───── Given information ─────
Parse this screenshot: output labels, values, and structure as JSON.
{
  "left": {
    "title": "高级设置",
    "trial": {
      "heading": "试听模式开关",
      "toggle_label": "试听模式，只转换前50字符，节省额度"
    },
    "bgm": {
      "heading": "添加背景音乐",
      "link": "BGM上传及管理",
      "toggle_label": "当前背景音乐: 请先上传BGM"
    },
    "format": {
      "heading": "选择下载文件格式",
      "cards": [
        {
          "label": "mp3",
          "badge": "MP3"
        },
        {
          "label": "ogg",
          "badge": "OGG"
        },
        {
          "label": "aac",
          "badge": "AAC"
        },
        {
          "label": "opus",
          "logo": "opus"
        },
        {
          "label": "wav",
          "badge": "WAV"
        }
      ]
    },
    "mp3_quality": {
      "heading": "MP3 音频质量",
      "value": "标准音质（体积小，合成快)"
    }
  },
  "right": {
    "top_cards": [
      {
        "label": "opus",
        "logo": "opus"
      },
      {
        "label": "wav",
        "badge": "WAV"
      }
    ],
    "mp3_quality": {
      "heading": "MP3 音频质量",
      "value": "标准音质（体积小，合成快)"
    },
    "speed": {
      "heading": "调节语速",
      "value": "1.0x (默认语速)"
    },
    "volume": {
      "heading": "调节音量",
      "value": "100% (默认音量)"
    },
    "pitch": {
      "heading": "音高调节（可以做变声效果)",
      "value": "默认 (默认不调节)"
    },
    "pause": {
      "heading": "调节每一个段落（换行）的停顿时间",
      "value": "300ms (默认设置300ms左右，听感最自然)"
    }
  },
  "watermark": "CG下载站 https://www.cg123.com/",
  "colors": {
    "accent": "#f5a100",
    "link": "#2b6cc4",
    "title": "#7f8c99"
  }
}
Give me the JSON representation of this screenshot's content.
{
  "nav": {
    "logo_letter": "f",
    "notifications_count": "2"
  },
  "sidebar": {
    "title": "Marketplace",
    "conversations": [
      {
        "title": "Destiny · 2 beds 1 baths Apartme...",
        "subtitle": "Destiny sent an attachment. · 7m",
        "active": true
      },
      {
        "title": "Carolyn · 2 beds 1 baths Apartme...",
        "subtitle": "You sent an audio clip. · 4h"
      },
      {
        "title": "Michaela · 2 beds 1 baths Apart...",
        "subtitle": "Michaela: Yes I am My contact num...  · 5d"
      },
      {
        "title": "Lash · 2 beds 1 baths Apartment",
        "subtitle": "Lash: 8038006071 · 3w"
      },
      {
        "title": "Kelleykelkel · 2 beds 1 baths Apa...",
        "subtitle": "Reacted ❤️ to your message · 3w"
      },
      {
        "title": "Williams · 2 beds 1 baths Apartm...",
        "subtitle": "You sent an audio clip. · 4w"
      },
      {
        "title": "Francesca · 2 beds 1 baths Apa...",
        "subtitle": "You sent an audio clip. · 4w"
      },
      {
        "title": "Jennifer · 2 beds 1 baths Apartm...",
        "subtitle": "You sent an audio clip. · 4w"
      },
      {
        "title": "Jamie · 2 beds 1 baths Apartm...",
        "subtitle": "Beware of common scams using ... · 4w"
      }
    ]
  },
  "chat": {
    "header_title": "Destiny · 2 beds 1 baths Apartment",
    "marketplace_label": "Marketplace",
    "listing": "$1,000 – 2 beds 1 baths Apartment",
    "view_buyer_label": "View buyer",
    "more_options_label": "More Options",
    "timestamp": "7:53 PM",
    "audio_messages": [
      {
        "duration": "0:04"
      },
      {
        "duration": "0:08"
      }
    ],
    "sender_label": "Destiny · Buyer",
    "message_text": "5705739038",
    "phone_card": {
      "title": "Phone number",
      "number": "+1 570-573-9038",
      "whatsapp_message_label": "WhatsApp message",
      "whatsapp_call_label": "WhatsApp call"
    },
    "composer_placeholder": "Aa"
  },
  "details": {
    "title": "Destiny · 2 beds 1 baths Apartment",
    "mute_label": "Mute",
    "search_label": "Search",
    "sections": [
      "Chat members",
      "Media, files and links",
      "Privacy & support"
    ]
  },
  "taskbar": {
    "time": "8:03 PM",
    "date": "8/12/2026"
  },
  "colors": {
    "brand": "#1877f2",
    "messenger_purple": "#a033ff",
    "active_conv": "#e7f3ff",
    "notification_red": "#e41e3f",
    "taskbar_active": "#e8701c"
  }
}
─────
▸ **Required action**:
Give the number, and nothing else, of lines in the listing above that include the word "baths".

▸ **Answer box**:
12